This Research Topic is the second volume of "The Adaptive Value of Languages: Non-Linguistic Causes of Language Diversity". Please see the first volume here
The goal of this Research Topic is to shed light on the non-linguistic causes of language diversity and, specifically, to explore the possibility that some aspects of the structure of languages may result from an adaptation to the natural and/or human-made environment. Traditionally, language diversity has been claimed to result from random, internally-motivated changes in language structure. Ongoing research suggests instead that different factors that are external to language can promote language change and ultimately account for aspects of language diversity. Accordingly, linguistic complexity has been found to correlate with features of the social environment, such as the absence of cross-cultural exchanges or the number of native speakers. Likewise, language structure could be influenced by the physical environment, as the effect of dry climates on tone seemingly shows. Finally, core properties of human languages, like duality of patterning, have been argued to result from iterative learning and cultural evolution, as research in village sign languages illustrates. On the whole this means that some aspects of languages could be an adaptation to ecological, social, or even technological niches. Eventually, certain gene alleles, provided that they bias language acquisition or processing, may affect language change through iterated cultural transmission, and ultimately, to language structure.
This Research Topic focuses on macrovariation across languages from a typological perspective. Specific research questions to be addressed include, but are not limited to, the following:
• patterns of global linguistic diversity
• ecological factors accounting for language diversity
• socio-cultural factors accounting for language diversity
• the adaptive value of language diversity
• niche construction regarding language change and diversity
• gene-culture co-evolution and language diversity
• the emergent properties of languages.

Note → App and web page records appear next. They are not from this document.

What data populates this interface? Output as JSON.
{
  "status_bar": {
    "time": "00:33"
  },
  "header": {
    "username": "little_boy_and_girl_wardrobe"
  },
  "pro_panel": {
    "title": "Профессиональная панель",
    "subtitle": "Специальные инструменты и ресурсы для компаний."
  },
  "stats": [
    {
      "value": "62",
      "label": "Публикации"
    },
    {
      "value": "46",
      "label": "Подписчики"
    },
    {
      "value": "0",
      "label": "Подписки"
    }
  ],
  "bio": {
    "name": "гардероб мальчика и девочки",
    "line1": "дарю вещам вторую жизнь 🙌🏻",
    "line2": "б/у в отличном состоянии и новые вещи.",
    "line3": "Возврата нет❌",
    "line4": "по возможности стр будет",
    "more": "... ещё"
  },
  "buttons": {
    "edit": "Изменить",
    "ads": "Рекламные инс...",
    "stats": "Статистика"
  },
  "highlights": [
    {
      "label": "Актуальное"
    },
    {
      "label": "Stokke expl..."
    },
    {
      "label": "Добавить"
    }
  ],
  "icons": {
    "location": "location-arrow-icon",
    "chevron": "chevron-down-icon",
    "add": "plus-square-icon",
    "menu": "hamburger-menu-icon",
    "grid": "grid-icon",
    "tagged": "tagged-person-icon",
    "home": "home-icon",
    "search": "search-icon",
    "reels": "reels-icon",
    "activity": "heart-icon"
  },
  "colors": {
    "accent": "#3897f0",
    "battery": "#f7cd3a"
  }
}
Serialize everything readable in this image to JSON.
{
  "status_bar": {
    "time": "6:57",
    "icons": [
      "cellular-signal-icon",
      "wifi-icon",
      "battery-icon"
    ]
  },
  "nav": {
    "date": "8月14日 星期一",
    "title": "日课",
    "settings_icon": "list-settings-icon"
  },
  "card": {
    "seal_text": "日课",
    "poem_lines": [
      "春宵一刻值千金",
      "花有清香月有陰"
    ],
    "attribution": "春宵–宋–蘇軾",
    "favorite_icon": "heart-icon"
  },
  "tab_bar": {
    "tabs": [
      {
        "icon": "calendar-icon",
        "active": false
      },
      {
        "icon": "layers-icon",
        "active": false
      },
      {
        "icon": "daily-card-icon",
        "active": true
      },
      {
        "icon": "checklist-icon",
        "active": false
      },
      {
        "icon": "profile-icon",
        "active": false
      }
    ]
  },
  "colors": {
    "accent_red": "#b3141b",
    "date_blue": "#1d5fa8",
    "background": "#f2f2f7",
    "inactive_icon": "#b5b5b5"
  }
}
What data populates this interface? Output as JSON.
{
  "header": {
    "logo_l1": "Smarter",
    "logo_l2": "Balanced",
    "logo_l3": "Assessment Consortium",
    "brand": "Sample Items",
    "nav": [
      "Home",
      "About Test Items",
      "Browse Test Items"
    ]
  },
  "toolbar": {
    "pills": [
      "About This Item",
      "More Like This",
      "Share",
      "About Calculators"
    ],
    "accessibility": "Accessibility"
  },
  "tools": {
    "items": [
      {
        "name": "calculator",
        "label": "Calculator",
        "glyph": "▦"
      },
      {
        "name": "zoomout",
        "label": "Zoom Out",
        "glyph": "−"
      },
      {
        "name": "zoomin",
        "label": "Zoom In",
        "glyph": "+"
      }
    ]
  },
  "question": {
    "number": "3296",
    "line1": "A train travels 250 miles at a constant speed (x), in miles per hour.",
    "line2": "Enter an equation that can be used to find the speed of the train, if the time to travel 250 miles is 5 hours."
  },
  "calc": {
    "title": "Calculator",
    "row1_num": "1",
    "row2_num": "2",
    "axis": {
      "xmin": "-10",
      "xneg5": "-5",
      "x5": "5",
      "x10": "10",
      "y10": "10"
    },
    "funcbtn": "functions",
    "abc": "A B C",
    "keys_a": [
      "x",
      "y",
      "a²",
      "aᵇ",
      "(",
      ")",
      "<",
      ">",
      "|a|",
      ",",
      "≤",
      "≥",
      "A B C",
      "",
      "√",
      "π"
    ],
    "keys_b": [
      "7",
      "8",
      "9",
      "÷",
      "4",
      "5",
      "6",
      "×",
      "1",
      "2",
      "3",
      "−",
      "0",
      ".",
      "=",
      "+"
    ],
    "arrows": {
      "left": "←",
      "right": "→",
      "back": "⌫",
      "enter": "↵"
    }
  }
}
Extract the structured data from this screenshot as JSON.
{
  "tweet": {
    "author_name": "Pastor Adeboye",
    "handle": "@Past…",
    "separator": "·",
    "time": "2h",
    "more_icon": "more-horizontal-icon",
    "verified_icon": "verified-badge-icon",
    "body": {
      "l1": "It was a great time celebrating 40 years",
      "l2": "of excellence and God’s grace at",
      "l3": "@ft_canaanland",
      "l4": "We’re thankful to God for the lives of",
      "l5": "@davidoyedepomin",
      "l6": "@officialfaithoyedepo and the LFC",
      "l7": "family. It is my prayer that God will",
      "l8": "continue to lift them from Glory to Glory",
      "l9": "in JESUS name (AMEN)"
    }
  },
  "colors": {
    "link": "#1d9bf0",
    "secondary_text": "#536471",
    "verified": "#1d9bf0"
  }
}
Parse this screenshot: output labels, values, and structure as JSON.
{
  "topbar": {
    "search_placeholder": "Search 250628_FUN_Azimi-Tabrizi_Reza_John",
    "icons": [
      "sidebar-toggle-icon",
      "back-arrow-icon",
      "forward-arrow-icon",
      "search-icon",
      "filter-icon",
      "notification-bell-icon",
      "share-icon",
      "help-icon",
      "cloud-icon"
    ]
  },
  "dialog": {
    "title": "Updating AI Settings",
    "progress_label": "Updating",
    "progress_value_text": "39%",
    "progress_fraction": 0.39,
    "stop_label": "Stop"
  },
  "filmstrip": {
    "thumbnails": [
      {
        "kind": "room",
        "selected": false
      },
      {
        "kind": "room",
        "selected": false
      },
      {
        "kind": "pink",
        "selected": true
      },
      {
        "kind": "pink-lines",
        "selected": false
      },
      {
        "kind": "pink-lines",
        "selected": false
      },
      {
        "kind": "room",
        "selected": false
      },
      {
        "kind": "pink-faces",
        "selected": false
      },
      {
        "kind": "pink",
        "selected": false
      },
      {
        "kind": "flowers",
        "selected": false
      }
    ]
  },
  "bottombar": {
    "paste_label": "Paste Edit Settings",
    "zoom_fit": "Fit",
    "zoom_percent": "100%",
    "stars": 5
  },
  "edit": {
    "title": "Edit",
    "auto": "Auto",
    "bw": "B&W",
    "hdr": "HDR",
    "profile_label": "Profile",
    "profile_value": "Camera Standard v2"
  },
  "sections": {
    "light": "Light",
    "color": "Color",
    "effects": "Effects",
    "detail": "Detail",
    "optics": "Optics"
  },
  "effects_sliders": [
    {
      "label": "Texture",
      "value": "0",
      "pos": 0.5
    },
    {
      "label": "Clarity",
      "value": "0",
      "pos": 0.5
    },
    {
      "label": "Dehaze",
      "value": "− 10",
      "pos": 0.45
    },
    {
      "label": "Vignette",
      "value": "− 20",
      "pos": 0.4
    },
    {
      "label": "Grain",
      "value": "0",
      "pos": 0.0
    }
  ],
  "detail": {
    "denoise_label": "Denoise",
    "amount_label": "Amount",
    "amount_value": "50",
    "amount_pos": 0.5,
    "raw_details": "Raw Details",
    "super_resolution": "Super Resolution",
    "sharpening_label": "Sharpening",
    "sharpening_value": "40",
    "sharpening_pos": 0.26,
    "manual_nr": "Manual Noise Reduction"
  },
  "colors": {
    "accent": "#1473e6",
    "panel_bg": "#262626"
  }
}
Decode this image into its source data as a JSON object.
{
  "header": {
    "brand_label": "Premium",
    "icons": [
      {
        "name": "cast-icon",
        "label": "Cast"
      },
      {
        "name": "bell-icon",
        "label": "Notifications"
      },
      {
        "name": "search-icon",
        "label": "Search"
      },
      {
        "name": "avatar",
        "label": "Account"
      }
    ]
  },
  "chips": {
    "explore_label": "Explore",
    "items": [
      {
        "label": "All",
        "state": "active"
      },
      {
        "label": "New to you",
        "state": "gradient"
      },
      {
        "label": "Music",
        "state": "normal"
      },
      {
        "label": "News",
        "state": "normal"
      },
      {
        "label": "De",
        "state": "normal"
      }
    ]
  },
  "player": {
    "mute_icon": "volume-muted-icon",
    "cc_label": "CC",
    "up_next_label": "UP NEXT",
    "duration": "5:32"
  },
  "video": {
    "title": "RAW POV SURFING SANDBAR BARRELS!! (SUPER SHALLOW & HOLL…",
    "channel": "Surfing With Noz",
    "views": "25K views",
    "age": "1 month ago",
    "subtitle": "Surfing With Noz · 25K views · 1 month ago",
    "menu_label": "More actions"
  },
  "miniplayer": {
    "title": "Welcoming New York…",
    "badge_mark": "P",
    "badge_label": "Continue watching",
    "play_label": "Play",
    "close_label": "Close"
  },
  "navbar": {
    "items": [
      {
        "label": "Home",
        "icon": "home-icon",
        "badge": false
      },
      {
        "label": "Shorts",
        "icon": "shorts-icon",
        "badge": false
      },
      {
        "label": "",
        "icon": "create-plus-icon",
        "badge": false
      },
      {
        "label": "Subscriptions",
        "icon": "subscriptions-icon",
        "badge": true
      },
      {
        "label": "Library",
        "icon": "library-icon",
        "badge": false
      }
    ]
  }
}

Because of the complex nature of the task, researchers from different fields with an interest in language, cognition, and culture, are welcome to contribute to this Research Topic. This includes linguists, psychologists, ethologists, biologists, sociologists, anthropologists, archaeologists, and more.